Among the entries below, count the lines that contain the word "JSON". Write down only the total.

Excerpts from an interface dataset
******

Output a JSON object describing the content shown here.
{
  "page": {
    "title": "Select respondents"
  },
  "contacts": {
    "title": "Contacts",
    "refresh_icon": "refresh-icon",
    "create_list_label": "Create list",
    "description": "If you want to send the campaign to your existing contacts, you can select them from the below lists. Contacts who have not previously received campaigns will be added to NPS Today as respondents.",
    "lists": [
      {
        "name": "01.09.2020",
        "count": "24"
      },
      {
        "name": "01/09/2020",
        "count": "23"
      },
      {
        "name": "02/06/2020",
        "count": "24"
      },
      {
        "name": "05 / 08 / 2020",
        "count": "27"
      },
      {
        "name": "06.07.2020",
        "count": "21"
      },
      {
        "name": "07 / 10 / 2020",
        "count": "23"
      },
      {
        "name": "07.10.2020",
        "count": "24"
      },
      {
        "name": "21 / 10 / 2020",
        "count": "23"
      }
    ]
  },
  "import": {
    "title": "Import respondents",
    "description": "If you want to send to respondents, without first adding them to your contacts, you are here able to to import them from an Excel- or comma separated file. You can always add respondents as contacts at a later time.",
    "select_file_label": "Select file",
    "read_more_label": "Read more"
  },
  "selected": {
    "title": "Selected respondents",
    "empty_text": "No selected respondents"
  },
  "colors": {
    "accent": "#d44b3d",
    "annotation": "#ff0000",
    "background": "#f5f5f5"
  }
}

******

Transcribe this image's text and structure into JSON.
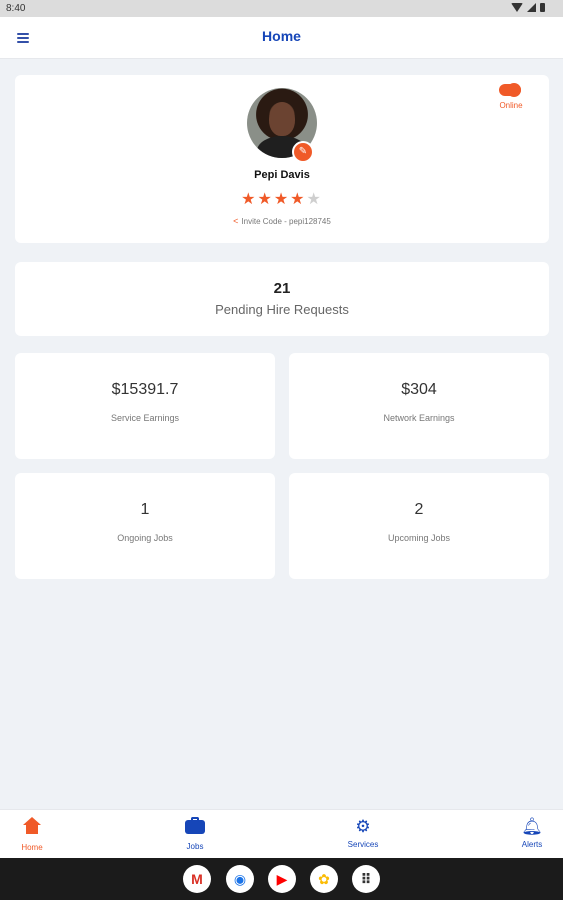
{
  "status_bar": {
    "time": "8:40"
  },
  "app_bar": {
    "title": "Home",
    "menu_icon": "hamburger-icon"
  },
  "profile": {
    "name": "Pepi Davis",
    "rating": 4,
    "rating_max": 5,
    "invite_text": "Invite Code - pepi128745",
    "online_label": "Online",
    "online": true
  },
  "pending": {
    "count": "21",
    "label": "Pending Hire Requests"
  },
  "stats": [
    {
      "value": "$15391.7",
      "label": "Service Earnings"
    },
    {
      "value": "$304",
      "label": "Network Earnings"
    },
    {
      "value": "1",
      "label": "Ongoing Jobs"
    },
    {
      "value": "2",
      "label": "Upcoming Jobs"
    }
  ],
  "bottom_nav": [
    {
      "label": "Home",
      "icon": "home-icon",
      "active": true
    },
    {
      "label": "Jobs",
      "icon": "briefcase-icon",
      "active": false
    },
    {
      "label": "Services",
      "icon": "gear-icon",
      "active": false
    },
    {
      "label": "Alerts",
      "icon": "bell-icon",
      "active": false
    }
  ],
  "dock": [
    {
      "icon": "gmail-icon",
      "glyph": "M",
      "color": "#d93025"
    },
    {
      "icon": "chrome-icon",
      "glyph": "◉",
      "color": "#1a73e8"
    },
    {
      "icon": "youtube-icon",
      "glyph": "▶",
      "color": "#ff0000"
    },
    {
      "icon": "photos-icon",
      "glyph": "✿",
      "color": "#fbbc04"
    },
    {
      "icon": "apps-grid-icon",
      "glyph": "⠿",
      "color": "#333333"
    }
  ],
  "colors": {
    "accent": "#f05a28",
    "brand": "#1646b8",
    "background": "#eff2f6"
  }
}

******

- **EXERCISE SOLUTION**
2